Sheep - Things to do this Month - October

SHEEP – for a March/April lambing flock:

Adjust the following dates for earlier/later lambing flocks, and see last month’s guidance for later lambing flocks.
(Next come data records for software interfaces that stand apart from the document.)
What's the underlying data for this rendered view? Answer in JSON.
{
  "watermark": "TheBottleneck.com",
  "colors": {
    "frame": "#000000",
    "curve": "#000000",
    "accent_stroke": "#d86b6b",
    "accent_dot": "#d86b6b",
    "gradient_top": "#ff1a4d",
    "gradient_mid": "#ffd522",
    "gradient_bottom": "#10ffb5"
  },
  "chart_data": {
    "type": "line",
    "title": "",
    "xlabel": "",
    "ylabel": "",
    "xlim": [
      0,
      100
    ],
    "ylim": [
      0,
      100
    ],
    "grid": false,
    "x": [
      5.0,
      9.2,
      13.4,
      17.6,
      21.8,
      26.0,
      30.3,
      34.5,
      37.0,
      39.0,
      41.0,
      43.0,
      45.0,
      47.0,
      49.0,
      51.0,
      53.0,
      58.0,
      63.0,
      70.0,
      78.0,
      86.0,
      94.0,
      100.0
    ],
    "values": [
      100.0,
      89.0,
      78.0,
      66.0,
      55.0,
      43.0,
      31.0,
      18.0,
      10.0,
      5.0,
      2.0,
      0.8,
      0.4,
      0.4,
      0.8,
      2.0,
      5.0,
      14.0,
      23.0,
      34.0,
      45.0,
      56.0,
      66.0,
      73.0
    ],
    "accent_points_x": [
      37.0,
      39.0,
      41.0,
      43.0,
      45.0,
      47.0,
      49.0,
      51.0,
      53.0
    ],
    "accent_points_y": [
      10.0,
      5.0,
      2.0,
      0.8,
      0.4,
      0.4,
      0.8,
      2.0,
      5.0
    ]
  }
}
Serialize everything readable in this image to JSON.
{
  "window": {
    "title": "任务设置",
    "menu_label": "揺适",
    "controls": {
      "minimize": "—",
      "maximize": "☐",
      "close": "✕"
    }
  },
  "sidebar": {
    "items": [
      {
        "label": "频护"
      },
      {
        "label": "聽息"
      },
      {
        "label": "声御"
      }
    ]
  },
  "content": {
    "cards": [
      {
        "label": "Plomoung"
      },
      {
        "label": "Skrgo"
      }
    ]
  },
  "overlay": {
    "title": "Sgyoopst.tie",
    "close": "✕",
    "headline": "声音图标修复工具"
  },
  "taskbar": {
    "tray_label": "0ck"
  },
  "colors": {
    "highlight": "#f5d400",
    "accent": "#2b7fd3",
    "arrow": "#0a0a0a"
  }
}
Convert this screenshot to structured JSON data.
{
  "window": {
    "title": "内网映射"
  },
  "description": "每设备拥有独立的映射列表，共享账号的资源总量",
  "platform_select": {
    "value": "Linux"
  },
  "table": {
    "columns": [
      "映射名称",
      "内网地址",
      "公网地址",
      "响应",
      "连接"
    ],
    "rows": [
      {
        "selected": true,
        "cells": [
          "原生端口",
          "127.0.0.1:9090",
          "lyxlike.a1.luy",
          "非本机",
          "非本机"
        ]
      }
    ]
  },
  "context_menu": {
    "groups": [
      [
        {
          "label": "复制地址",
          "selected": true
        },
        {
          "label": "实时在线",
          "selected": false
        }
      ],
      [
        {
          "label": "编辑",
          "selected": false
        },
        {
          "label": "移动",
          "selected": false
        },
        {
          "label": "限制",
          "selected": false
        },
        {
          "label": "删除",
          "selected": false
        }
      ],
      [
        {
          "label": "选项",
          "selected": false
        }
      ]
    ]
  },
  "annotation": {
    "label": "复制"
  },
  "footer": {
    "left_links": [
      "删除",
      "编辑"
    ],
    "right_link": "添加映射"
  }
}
  • ram-in-harnessIf you’re new to sheep breeding, or need to brush up any aspects of your skills, get hold of your very own copy of The Breeding Flock - Programme Three in our “Sheep on Your Smallholding” series of DVDs.
  • Plan for the ram joins the ewes on 5th November, and lambing will begin on 1st April – with a few days latitude either side!
  • If you’re planning to use a ‘teaser’ ram to synchronise oestrus in the ewes, he should join the ewes 14 days before the sire ram is introduced; (a ‘teaser’ is a vasectomised ram, that will stimulate the ewes to become receptive to the ram at the same time, thus producing a tight lambing 5 months later).
  • Flushing the ewes on your best pasture six weeks before they’re due to go to the ram will promote fertility and a good crop of lambs.
  • If you’ve had poor lambing results in the past, consider using a Vitamin and Trace Element drench or bolus for breeding ewes and rams 4-weeks pre-tupping to improve conception rates and achieve a tight lambing period. Ideally, you should carry out forage, soil or blood analysis before giving any supplementation to identify specific needs.
  • Make sure the ram is fit and well, and in good condition (BCS4) well before he joins the ewes, and carry out a full ram ‘MOT’ – watch Adam Henson demonstrate this on Programme 3 of “Sheep on Your Smallholding”
  • To ensure your ram is fit for tupping, put him onto good grazing at least 6 weeks prior to joining the ewes. DON’T leave it until the week before he’s due to join the ewes and try to build him up with concentrates – this can lead to serious problems.
  • Before they join the ram, check ewes’ condition, teeth, feet and udders, and crutch if they carry a heavy fleece – trim wool from their behinds and bellies so as not to impede the ram; this also keeps the ewes cleaner for hygienic lambing
  • A couple of days before the start of tupping, fit the raddle harness to the ram(s) then turn the ram in with the ewes 147 days (roughly 5 months) before your planned lambing date.
  • Check the ewes and rams at least daily, but disturb them as little as possible at this time.
  • Be vigilant for Liver Fluke (fascioliasis), especially if your sheep graze wet pastures – at this time of year you are likely to encounter the acute stage of Liver Fluke. Any sudden loss of condition or unexplained death should be investigated. Signs of sub-acute disease include lethargy, anaemia (identified by pale mucous membranes), poor body condition, poor fleece quality and reduced grazing. Chronic fascioliasis can be detected in faecal samples; acute and sub-acute disease is diagnosed though blood samples that will show raised liver enzymes, and should be treated strategically in line with your Flock Health Plan. If sheep graze wet pastures, consider dosing, and choose your drench carefully to make sure it is effective against the early immature fluke stage of the disease. For a complete explanation of the complex lifecycle and treatment of this disease, (click here) to watch a video presented by Michaela Strachan.
  • Scab is an increasing problem in many areas (particularly Scotland and northern counties) and is a serious disease; if you have itchy sheep and patches of rubbed fleece, suspect scab and ask your vet to carry out a skin scrape
  • Hopefully, most of this year’s lambs will be away by now – if you have any that are a bit behind and are running short of grazing, consider either selling them at market as ‘stores’ to farmers who have sufficient grass to over-winter them, or alternatively, produce them slowly as ‘hogget’ for next spring.
  • Catch up on two vital aspects of sheep breeding: Preparation for Tupping Time, and Selecting For Sound Feet, written by Chris Lewis and Agnes Winter, two of the most respected specialist sheep vets in the UK.
  • And finally, If you’re as busy (or forgetful!) as I always seem to be, treat yourself to one of our brilliant little Breeding Flock Planners – just set your target lambing date, and it will display dates for all the flock management tasks, from flushing to weaning, for the rest of the year!